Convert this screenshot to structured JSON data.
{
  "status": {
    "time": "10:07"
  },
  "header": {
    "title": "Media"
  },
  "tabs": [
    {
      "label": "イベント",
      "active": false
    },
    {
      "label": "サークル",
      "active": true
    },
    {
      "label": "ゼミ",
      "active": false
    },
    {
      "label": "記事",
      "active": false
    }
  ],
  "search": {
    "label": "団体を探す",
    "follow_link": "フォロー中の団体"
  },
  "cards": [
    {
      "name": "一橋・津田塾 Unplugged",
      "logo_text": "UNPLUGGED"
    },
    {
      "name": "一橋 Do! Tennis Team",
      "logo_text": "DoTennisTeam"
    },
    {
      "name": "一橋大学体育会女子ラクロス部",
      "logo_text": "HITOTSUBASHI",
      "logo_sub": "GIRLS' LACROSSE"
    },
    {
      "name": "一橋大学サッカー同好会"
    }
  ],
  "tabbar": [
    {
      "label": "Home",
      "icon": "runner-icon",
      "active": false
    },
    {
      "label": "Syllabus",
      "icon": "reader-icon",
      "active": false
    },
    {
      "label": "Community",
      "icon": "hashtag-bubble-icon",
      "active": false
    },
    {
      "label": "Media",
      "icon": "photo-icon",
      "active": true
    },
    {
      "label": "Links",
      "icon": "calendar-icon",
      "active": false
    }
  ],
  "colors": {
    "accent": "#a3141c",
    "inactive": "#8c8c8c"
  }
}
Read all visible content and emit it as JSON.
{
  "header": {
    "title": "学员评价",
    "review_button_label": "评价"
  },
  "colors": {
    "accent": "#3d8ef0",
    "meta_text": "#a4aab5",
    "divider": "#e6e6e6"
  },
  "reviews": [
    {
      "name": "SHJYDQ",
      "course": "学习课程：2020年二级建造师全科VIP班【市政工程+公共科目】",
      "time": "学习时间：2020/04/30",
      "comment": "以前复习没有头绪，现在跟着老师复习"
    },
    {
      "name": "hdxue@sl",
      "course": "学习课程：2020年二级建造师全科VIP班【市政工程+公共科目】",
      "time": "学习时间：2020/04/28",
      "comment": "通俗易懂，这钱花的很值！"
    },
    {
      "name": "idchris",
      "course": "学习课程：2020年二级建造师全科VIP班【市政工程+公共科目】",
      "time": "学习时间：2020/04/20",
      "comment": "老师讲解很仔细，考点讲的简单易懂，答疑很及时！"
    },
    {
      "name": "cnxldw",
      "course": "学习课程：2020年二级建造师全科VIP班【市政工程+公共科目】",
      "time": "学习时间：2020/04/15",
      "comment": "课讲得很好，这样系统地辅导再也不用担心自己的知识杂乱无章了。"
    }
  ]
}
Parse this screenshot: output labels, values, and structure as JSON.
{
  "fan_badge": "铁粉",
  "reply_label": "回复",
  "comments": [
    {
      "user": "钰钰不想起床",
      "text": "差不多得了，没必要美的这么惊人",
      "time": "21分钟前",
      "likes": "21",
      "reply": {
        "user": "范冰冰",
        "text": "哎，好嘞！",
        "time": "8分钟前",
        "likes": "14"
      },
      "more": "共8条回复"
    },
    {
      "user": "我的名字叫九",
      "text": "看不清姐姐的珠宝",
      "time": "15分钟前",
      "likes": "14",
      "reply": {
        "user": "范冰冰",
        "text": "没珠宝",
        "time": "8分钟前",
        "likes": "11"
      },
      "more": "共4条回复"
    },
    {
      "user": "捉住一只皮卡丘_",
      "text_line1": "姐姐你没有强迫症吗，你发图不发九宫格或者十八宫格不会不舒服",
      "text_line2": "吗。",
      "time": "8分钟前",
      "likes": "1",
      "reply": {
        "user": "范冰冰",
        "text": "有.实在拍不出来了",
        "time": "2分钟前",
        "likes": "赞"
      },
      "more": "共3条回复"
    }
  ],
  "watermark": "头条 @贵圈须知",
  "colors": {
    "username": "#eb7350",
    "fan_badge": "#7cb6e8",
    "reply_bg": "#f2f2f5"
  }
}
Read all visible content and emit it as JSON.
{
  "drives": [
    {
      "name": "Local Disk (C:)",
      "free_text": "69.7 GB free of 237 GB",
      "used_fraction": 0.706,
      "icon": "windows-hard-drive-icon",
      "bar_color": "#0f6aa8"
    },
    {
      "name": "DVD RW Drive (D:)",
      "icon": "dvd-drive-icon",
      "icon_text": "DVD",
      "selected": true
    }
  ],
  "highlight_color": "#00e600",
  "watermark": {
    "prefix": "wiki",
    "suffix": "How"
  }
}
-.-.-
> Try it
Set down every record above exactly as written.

> Finished exercise
Convert this screenshot to structured JSON data.
{
  "status": {
    "time": "10:07"
  },
  "header": {
    "title": "Media"
  },
  "tabs": [
    {
      "label": "イベント",
      "active": false
    },
    {
      "label": "サークル",
      "active": true
    },
    {
      "label": "ゼミ",
      "active": false
    },
    {
      "label": "記事",
      "active": false
    }
  ],
  "search": {
    "label": "団体を探す",
    "follow_link": "フォロー中の団体"
  },
  "cards": [
    {
      "name": "一橋・津田塾 Unplugged",
      "logo_text": "UNPLUGGED"
    },
    {
      "name": "一橋 Do! Tennis Team",
      "logo_text": "DoTennisTeam"
    },
    {
      "name": "一橋大学体育会女子ラクロス部",
      "logo_text": "HITOTSUBASHI",
      "logo_sub": "GIRLS' LACROSSE"
    },
    {
      "name": "一橋大学サッカー同好会"
    }
  ],
  "tabbar": [
    {
      "label": "Home",
      "icon": "runner-icon",
      "active": false
    },
    {
      "label": "Syllabus",
      "icon": "reader-icon",
      "active": false
    },
    {
      "label": "Community",
      "icon": "hashtag-bubble-icon",
      "active": false
    },
    {
      "label": "Media",
      "icon": "photo-icon",
      "active": true
    },
    {
      "label": "Links",
      "icon": "calendar-icon",
      "active": false
    }
  ],
  "colors": {
    "accent": "#a3141c",
    "inactive": "#8c8c8c"
  }
}
Read all visible content and emit it as JSON.
{
  "header": {
    "title": "学员评价",
    "review_button_label": "评价"
  },
  "colors": {
    "accent": "#3d8ef0",
    "meta_text": "#a4aab5",
    "divider": "#e6e6e6"
  },
  "reviews": [
    {
      "name": "SHJYDQ",
      "course": "学习课程：2020年二级建造师全科VIP班【市政工程+公共科目】",
      "time": "学习时间：2020/04/30",
      "comment": "以前复习没有头绪，现在跟着老师复习"
    },
    {
      "name": "hdxue@sl",
      "course": "学习课程：2020年二级建造师全科VIP班【市政工程+公共科目】",
      "time": "学习时间：2020/04/28",
      "comment": "通俗易懂，这钱花的很值！"
    },
    {
      "name": "idchris",
      "course": "学习课程：2020年二级建造师全科VIP班【市政工程+公共科目】",
      "time": "学习时间：2020/04/20",
      "comment": "老师讲解很仔细，考点讲的简单易懂，答疑很及时！"
    },
    {
      "name": "cnxldw",
      "course": "学习课程：2020年二级建造师全科VIP班【市政工程+公共科目】",
      "time": "学习时间：2020/04/15",
      "comment": "课讲得很好，这样系统地辅导再也不用担心自己的知识杂乱无章了。"
    }
  ]
}
Parse this screenshot: output labels, values, and structure as JSON.
{
  "fan_badge": "铁粉",
  "reply_label": "回复",
  "comments": [
    {
      "user": "钰钰不想起床",
      "text": "差不多得了，没必要美的这么惊人",
      "time": "21分钟前",
      "likes": "21",
      "reply": {
        "user": "范冰冰",
        "text": "哎，好嘞！",
        "time": "8分钟前",
        "likes": "14"
      },
      "more": "共8条回复"
    },
    {
      "user": "我的名字叫九",
      "text": "看不清姐姐的珠宝",
      "time": "15分钟前",
      "likes": "14",
      "reply": {
        "user": "范冰冰",
        "text": "没珠宝",
        "time": "8分钟前",
        "likes": "11"
      },
      "more": "共4条回复"
    },
    {
      "user": "捉住一只皮卡丘_",
      "text_line1": "姐姐你没有强迫症吗，你发图不发九宫格或者十八宫格不会不舒服",
      "text_line2": "吗。",
      "time": "8分钟前",
      "likes": "1",
      "reply": {
        "user": "范冰冰",
        "text": "有.实在拍不出来了",
        "time": "2分钟前",
        "likes": "赞"
      },
      "more": "共3条回复"
    }
  ],
  "watermark": "头条 @贵圈须知",
  "colors": {
    "username": "#eb7350",
    "fan_badge": "#7cb6e8",
    "reply_bg": "#f2f2f5"
  }
}
Read all visible content and emit it as JSON.
{
  "drives": [
    {
      "name": "Local Disk (C:)",
      "free_text": "69.7 GB free of 237 GB",
      "used_fraction": 0.706,
      "icon": "windows-hard-drive-icon",
      "bar_color": "#0f6aa8"
    },
    {
      "name": "DVD RW Drive (D:)",
      "icon": "dvd-drive-icon",
      "icon_text": "DVD",
      "selected": true
    }
  ],
  "highlight_color": "#00e600",
  "watermark": {
    "prefix": "wiki",
    "suffix": "How"
  }
}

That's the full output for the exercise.